CAMP website.

Friday, April 07, 2006


This is half "justification" and half "question proposal".

The though of any composition class for me always triggers a troubling memory: A certain student who sits quietly in the back, unsure of his place and deeply uncomfortable in his chair, in the classroom, in the building, in the institution. To him the whole experience is new and strange and deeply traumatizing. He is in a place where perhaps he senses that he doesn’t belong, struggling against a language that sometimes still escapes him. He asks himself how he got there and what’s keeping him there and no simple answer comes and no convincing argument arises. I think it’s that memory, as melodramatic as it may sound, that set my eyes on the CAMP students here on campus for my project.

CAMP stands for College Assistant Migrant Program. It’s a university sponsored program that provides special support services to the children of farm workers who are the first in their families to attend college. I will talk more about the program itself in future entries.

I want to research how varying levels of access and knowledge of technology (and by this I mean computers, basic word processing programs, and anything else above that) has affected performance in composition classes of low income, minority students, who learned English as a second language and who are among the first in their families to attend college. (coincidentally, almost everyone in the College Assistance Migrant Program here at Sac State fits this description). I was never in CAMP but I can relate.

I was planning interviewing as many CAMP students as possible. They interviews will be discussions I hope, rather than questioners. The types of questions I would be something like the following, though I probably need to work on the exact language a bit more.

Is English your first language?
How would you describe your experience with technology (computers, word processing programs, etc)?
Have you had previous experience with computers and if so where?How often have you used word processing programs?
When was the first time you used them?
Where did you learn to use them?
What factors, if any, have limited your access to technology?
What composition classes have you taken at Sac State?
To what extent did you use computers and technology in your last composition class?
How did you do in that class? (The student will have the option of not disclosing his grade and simply giving an overall opinion).
What difficulties, if any, did you have in your last composition class?
How would you describe your experience of your first composition class?

Afterwards, I really want to see if I can find any patterns based on correlations (knowledge of and access to technology and final grades and the opinions of students). Assuming that most students have taken at least one composition class at this point, they will be able to share their experience and the extent to which technology did or did not play a part in their ability to do well in a college composition class. I will be surprised if technology is not an issue for a considerable number of these students.

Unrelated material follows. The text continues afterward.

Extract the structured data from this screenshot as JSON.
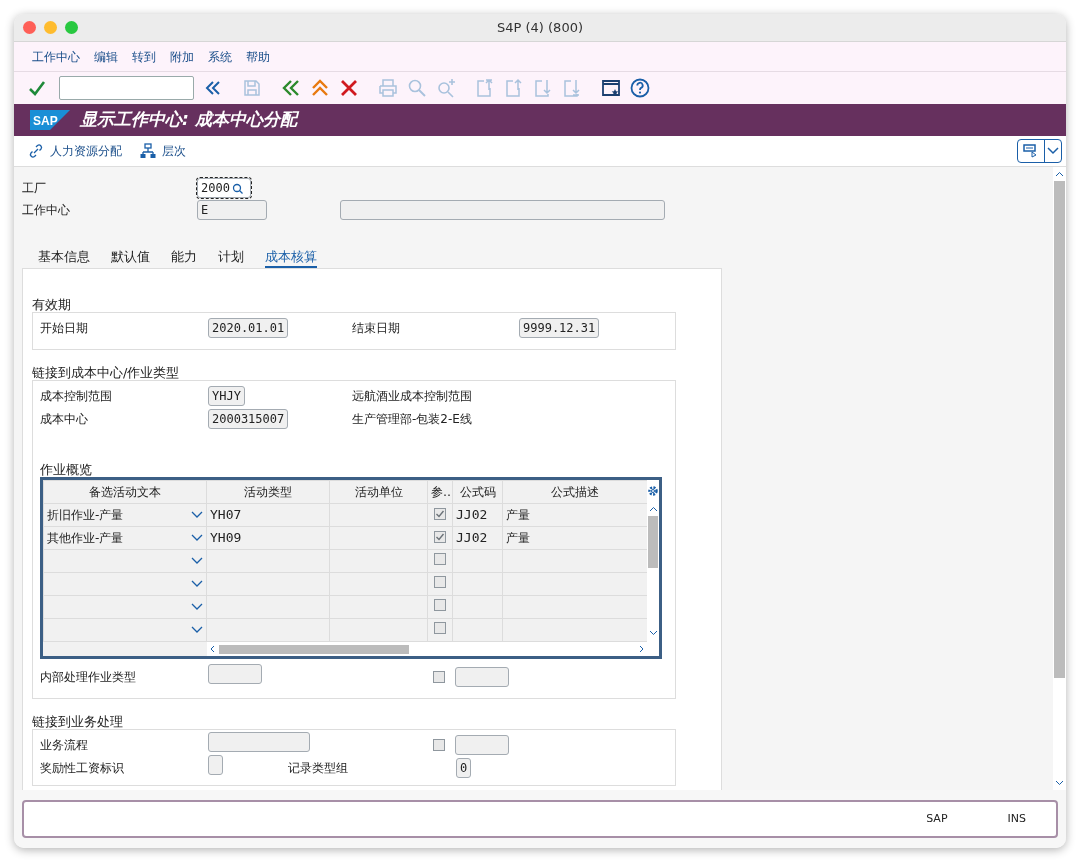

I’m planning to place special attention on how language comes into play. No doubt for most of the student’s language is a barrier and I am curious to see how, if at all, technology was helpful in overcoming this.

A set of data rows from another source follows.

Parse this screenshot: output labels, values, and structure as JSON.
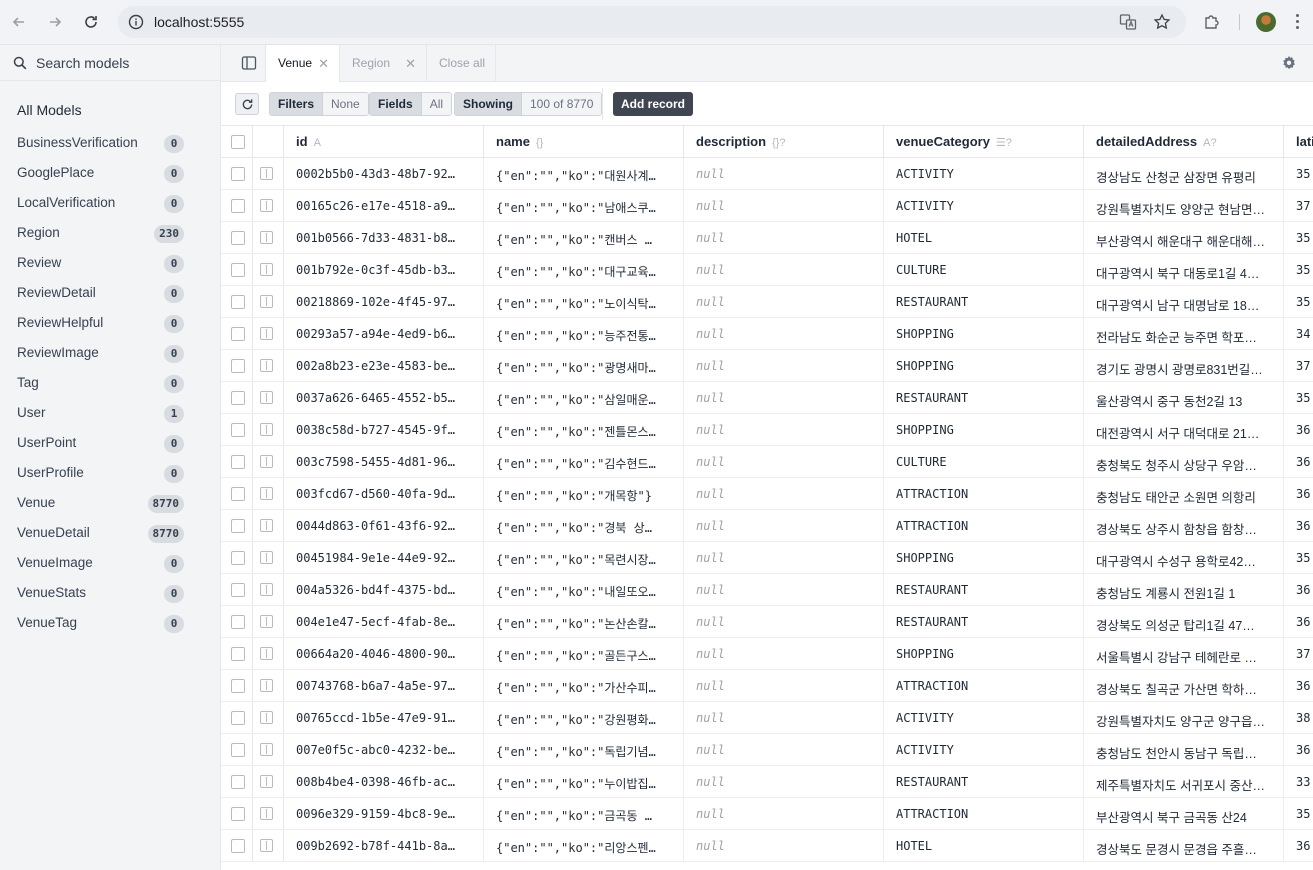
{
  "browser": {
    "url": "localhost:5555"
  },
  "sidebar": {
    "search_label": "Search models",
    "all_models_label": "All Models",
    "models": [
      {
        "name": "BusinessVerification",
        "count": "0"
      },
      {
        "name": "GooglePlace",
        "count": "0"
      },
      {
        "name": "LocalVerification",
        "count": "0"
      },
      {
        "name": "Region",
        "count": "230"
      },
      {
        "name": "Review",
        "count": "0"
      },
      {
        "name": "ReviewDetail",
        "count": "0"
      },
      {
        "name": "ReviewHelpful",
        "count": "0"
      },
      {
        "name": "ReviewImage",
        "count": "0"
      },
      {
        "name": "Tag",
        "count": "0"
      },
      {
        "name": "User",
        "count": "1"
      },
      {
        "name": "UserPoint",
        "count": "0"
      },
      {
        "name": "UserProfile",
        "count": "0"
      },
      {
        "name": "Venue",
        "count": "8770"
      },
      {
        "name": "VenueDetail",
        "count": "8770"
      },
      {
        "name": "VenueImage",
        "count": "0"
      },
      {
        "name": "VenueStats",
        "count": "0"
      },
      {
        "name": "VenueTag",
        "count": "0"
      }
    ]
  },
  "tabs": {
    "active": "Venue",
    "inactive": "Region",
    "close_all": "Close all"
  },
  "toolbar": {
    "filters_label": "Filters",
    "filters_value": "None",
    "fields_label": "Fields",
    "fields_value": "All",
    "showing_label": "Showing",
    "showing_value": "100 of 8770",
    "add_record": "Add record"
  },
  "columns": [
    {
      "label": "id",
      "type_hint": "A"
    },
    {
      "label": "name",
      "type_hint": "{}"
    },
    {
      "label": "description",
      "type_hint": "{}?"
    },
    {
      "label": "venueCategory",
      "type_hint": "☰?"
    },
    {
      "label": "detailedAddress",
      "type_hint": "A?"
    },
    {
      "label": "lati",
      "type_hint": ""
    }
  ],
  "rows": [
    {
      "id": "0002b5b0-43d3-48b7-92…",
      "name": "{\"en\":\"\",\"ko\":\"대원사계…",
      "description": "null",
      "category": "ACTIVITY",
      "address": "경상남도 산청군 삼장면 유평리",
      "lat": "35"
    },
    {
      "id": "00165c26-e17e-4518-a9…",
      "name": "{\"en\":\"\",\"ko\":\"남애스쿠…",
      "description": "null",
      "category": "ACTIVITY",
      "address": "강원특별자치도 양양군 현남면…",
      "lat": "37"
    },
    {
      "id": "001b0566-7d33-4831-b8…",
      "name": "{\"en\":\"\",\"ko\":\"캔버스 …",
      "description": "null",
      "category": "HOTEL",
      "address": "부산광역시 해운대구 해운대해…",
      "lat": "35"
    },
    {
      "id": "001b792e-0c3f-45db-b3…",
      "name": "{\"en\":\"\",\"ko\":\"대구교육…",
      "description": "null",
      "category": "CULTURE",
      "address": "대구광역시 북구 대동로1길 4…",
      "lat": "35"
    },
    {
      "id": "00218869-102e-4f45-97…",
      "name": "{\"en\":\"\",\"ko\":\"노이식탁…",
      "description": "null",
      "category": "RESTAURANT",
      "address": "대구광역시 남구 대명남로 18…",
      "lat": "35"
    },
    {
      "id": "00293a57-a94e-4ed9-b6…",
      "name": "{\"en\":\"\",\"ko\":\"능주전통…",
      "description": "null",
      "category": "SHOPPING",
      "address": "전라남도 화순군 능주면 학포…",
      "lat": "34"
    },
    {
      "id": "002a8b23-e23e-4583-be…",
      "name": "{\"en\":\"\",\"ko\":\"광명새마…",
      "description": "null",
      "category": "SHOPPING",
      "address": "경기도 광명시 광명로831번길…",
      "lat": "37"
    },
    {
      "id": "0037a626-6465-4552-b5…",
      "name": "{\"en\":\"\",\"ko\":\"삼일매운…",
      "description": "null",
      "category": "RESTAURANT",
      "address": "울산광역시 중구 동천2길 13",
      "lat": "35"
    },
    {
      "id": "0038c58d-b727-4545-9f…",
      "name": "{\"en\":\"\",\"ko\":\"젠틀몬스…",
      "description": "null",
      "category": "SHOPPING",
      "address": "대전광역시 서구 대덕대로 21…",
      "lat": "36"
    },
    {
      "id": "003c7598-5455-4d81-96…",
      "name": "{\"en\":\"\",\"ko\":\"김수현드…",
      "description": "null",
      "category": "CULTURE",
      "address": "충청북도 청주시 상당구 우암…",
      "lat": "36"
    },
    {
      "id": "003fcd67-d560-40fa-9d…",
      "name": "{\"en\":\"\",\"ko\":\"개목항\"}",
      "description": "null",
      "category": "ATTRACTION",
      "address": "충청남도 태안군 소원면 의항리",
      "lat": "36"
    },
    {
      "id": "0044d863-0f61-43f6-92…",
      "name": "{\"en\":\"\",\"ko\":\"경북 상…",
      "description": "null",
      "category": "ATTRACTION",
      "address": "경상북도 상주시 함창읍 함창…",
      "lat": "36"
    },
    {
      "id": "00451984-9e1e-44e9-92…",
      "name": "{\"en\":\"\",\"ko\":\"목련시장…",
      "description": "null",
      "category": "SHOPPING",
      "address": "대구광역시 수성구 용학로42…",
      "lat": "35"
    },
    {
      "id": "004a5326-bd4f-4375-bd…",
      "name": "{\"en\":\"\",\"ko\":\"내일또오…",
      "description": "null",
      "category": "RESTAURANT",
      "address": "충청남도 계룡시 전원1길 1",
      "lat": "36"
    },
    {
      "id": "004e1e47-5ecf-4fab-8e…",
      "name": "{\"en\":\"\",\"ko\":\"논산손칼…",
      "description": "null",
      "category": "RESTAURANT",
      "address": "경상북도 의성군 탑리1길 47…",
      "lat": "36"
    },
    {
      "id": "00664a20-4046-4800-90…",
      "name": "{\"en\":\"\",\"ko\":\"골든구스…",
      "description": "null",
      "category": "SHOPPING",
      "address": "서울특별시 강남구 테헤란로 …",
      "lat": "37"
    },
    {
      "id": "00743768-b6a7-4a5e-97…",
      "name": "{\"en\":\"\",\"ko\":\"가산수피…",
      "description": "null",
      "category": "ATTRACTION",
      "address": "경상북도 칠곡군 가산면 학하…",
      "lat": "36"
    },
    {
      "id": "00765ccd-1b5e-47e9-91…",
      "name": "{\"en\":\"\",\"ko\":\"강원평화…",
      "description": "null",
      "category": "ACTIVITY",
      "address": "강원특별자치도 양구군 양구읍…",
      "lat": "38"
    },
    {
      "id": "007e0f5c-abc0-4232-be…",
      "name": "{\"en\":\"\",\"ko\":\"독립기념…",
      "description": "null",
      "category": "ACTIVITY",
      "address": "충청남도 천안시 동남구 독립…",
      "lat": "36"
    },
    {
      "id": "008b4be4-0398-46fb-ac…",
      "name": "{\"en\":\"\",\"ko\":\"누이밥집…",
      "description": "null",
      "category": "RESTAURANT",
      "address": "제주특별자치도 서귀포시 중산…",
      "lat": "33"
    },
    {
      "id": "0096e329-9159-4bc8-9e…",
      "name": "{\"en\":\"\",\"ko\":\"금곡동 …",
      "description": "null",
      "category": "ATTRACTION",
      "address": "부산광역시 북구 금곡동 산24",
      "lat": "35"
    },
    {
      "id": "009b2692-b78f-441b-8a…",
      "name": "{\"en\":\"\",\"ko\":\"리앙스펜…",
      "description": "null",
      "category": "HOTEL",
      "address": "경상북도 문경시 문경읍 주흘…",
      "lat": "36"
    }
  ]
}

Wednesday, March 29, 2006

In the Beginning...

So this is my first post. Not much new, I guess this will just be a test. I went to the CAMP office yesterday (tuesday) and talked to Marcos Sanchez, the director of CAMP. He's a pretty cool guy, (turns out he knows my mom) and he told me he would help me with whatever he could. I went to the CAMP meeting and he let me announce my intent to interview as many students as possible. The class had 40 to fifty students in it. I stil have to narrow down the questions I'm going to ask. If you are wondering what my question is I'll post my prompt soon. For now, I just wanted to see if this thing worked.

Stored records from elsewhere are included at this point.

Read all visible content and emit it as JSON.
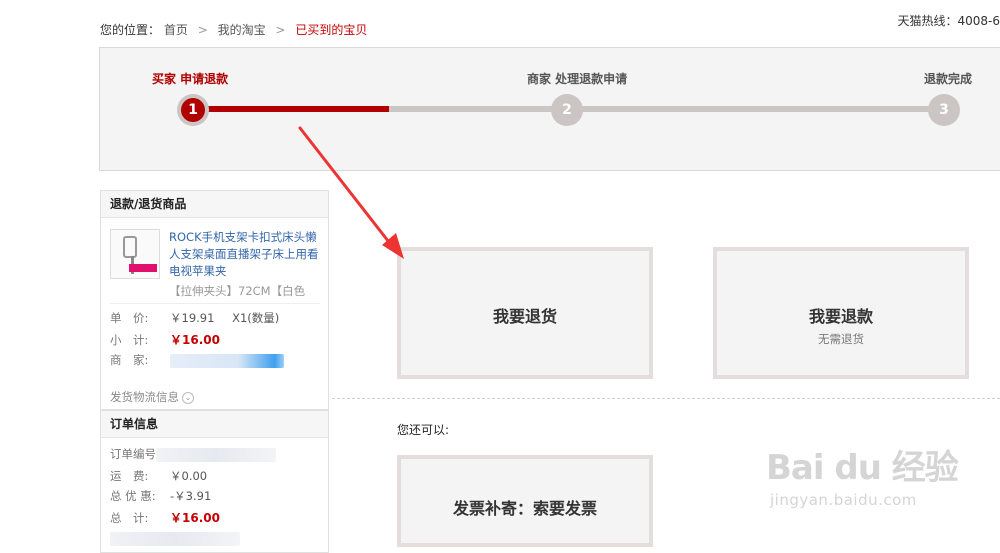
{
  "breadcrumb": {
    "label": "您的位置：",
    "items": [
      "首页",
      "我的淘宝"
    ],
    "separator": ">",
    "current": "已买到的宝贝"
  },
  "hotline": "天猫热线：4008-6",
  "steps": [
    {
      "label": "买家 申请退款",
      "number": "1",
      "state": "active"
    },
    {
      "label": "商家 处理退款申请",
      "number": "2",
      "state": "inactive"
    },
    {
      "label": "退款完成",
      "number": "3",
      "state": "inactive"
    }
  ],
  "progress": {
    "fraction": 0.26
  },
  "goods_panel": {
    "title": "退款/退货商品",
    "item_title": "ROCK手机支架卡扣式床头懒人支架桌面直播架子床上用看电视苹果夹",
    "item_spec": "【拉伸夹头】72CM【白色",
    "price_label": "单　价:",
    "price_value": "￥19.91",
    "qty": "X1(数量)",
    "subtotal_label": "小　计:",
    "subtotal_value": "￥16.00",
    "seller_label": "商　家:",
    "logistics": "发货物流信息"
  },
  "order_panel": {
    "title": "订单信息",
    "order_no_label": "订单编号:",
    "shipping_label": "运　费:",
    "shipping_value": "￥0.00",
    "discount_label": "总 优 惠:",
    "discount_value": "-￥3.91",
    "total_label": "总　计:",
    "total_value": "￥16.00"
  },
  "options": {
    "return": {
      "title": "我要退货"
    },
    "refund": {
      "title": "我要退款",
      "sub": "无需退货"
    },
    "also_label": "您还可以:",
    "invoice": {
      "title": "发票补寄：索要发票"
    }
  },
  "watermark": {
    "logo": "Bai du 经验",
    "url": "jingyan.baidu.com"
  },
  "colors": {
    "accent": "#b10000",
    "price": "#c40000",
    "track": "#cbc5c3",
    "option_border": "#e3dedb",
    "annotation_arrow": "#ee3333"
  },
  "icons": [
    "chevron-down-icon",
    "annotation-arrow-icon",
    "product-thumbnail"
  ]
}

Meanwhile, if you are interested in my reading for the class, here it is:
Horning, Alice S. "Digital Critical Literacy for Generation 1.5 and Everyone Else."
Reading Matrix: An International Online Journal 4.3 (Nov 2004): 134-44.
(Download as PDF)